#### Given records:
·····
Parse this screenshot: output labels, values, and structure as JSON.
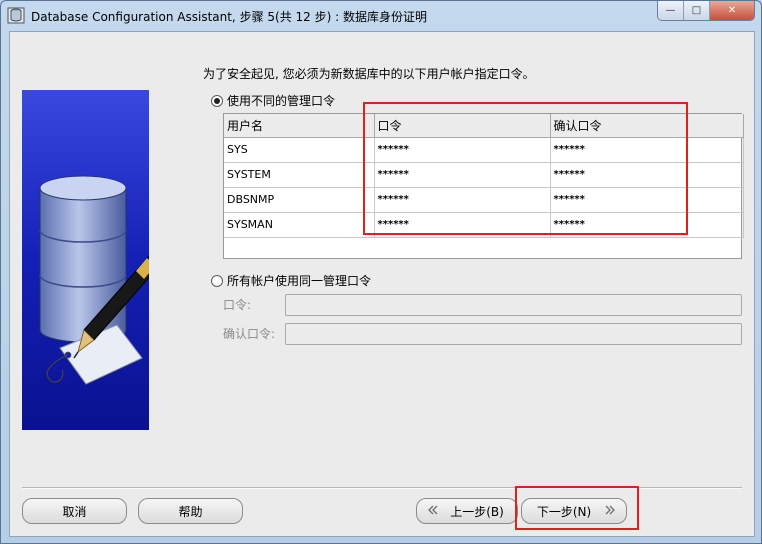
{
  "window": {
    "title": "Database Configuration Assistant, 步骤 5(共 12 步) : 数据库身份证明",
    "app_icon": "database-icon",
    "minimize_glyph": "—",
    "maximize_glyph": "□",
    "close_glyph": "✕"
  },
  "instruction": "为了安全起见, 您必须为新数据库中的以下用户帐户指定口令。",
  "option_different": {
    "label": "使用不同的管理口令",
    "selected": true
  },
  "grid": {
    "columns": [
      "用户名",
      "口令",
      "确认口令"
    ],
    "rows": [
      {
        "user": "SYS",
        "password": "******",
        "confirm": "******"
      },
      {
        "user": "SYSTEM",
        "password": "******",
        "confirm": "******"
      },
      {
        "user": "DBSNMP",
        "password": "******",
        "confirm": "******"
      },
      {
        "user": "SYSMAN",
        "password": "******",
        "confirm": "******"
      }
    ]
  },
  "option_same": {
    "label": "所有帐户使用同一管理口令",
    "selected": false,
    "password_label": "口令:",
    "confirm_label": "确认口令:",
    "password_value": "",
    "confirm_value": ""
  },
  "buttons": {
    "cancel": "取消",
    "help": "帮助",
    "back": "上一步(B)",
    "next": "下一步(N)",
    "back_icon": "chevron-left-double-icon",
    "next_icon": "chevron-right-double-icon"
  },
  "colors": {
    "highlight": "#e02020",
    "side_image_blue": "#1a25c0"
  }
}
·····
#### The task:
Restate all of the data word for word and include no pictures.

#### Result of the task:
Parse this screenshot: output labels, values, and structure as JSON.
{
  "window": {
    "title": "Database Configuration Assistant, 步骤 5(共 12 步) : 数据库身份证明",
    "app_icon": "database-icon",
    "minimize_glyph": "—",
    "maximize_glyph": "□",
    "close_glyph": "✕"
  },
  "instruction": "为了安全起见, 您必须为新数据库中的以下用户帐户指定口令。",
  "option_different": {
    "label": "使用不同的管理口令",
    "selected": true
  },
  "grid": {
    "columns": [
      "用户名",
      "口令",
      "确认口令"
    ],
    "rows": [
      {
        "user": "SYS",
        "password": "******",
        "confirm": "******"
      },
      {
        "user": "SYSTEM",
        "password": "******",
        "confirm": "******"
      },
      {
        "user": "DBSNMP",
        "password": "******",
        "confirm": "******"
      },
      {
        "user": "SYSMAN",
        "password": "******",
        "confirm": "******"
      }
    ]
  },
  "option_same": {
    "label": "所有帐户使用同一管理口令",
    "selected": false,
    "password_label": "口令:",
    "confirm_label": "确认口令:",
    "password_value": "",
    "confirm_value": ""
  },
  "buttons": {
    "cancel": "取消",
    "help": "帮助",
    "back": "上一步(B)",
    "next": "下一步(N)",
    "back_icon": "chevron-left-double-icon",
    "next_icon": "chevron-right-double-icon"
  },
  "colors": {
    "highlight": "#e02020",
    "side_image_blue": "#1a25c0"
  }
}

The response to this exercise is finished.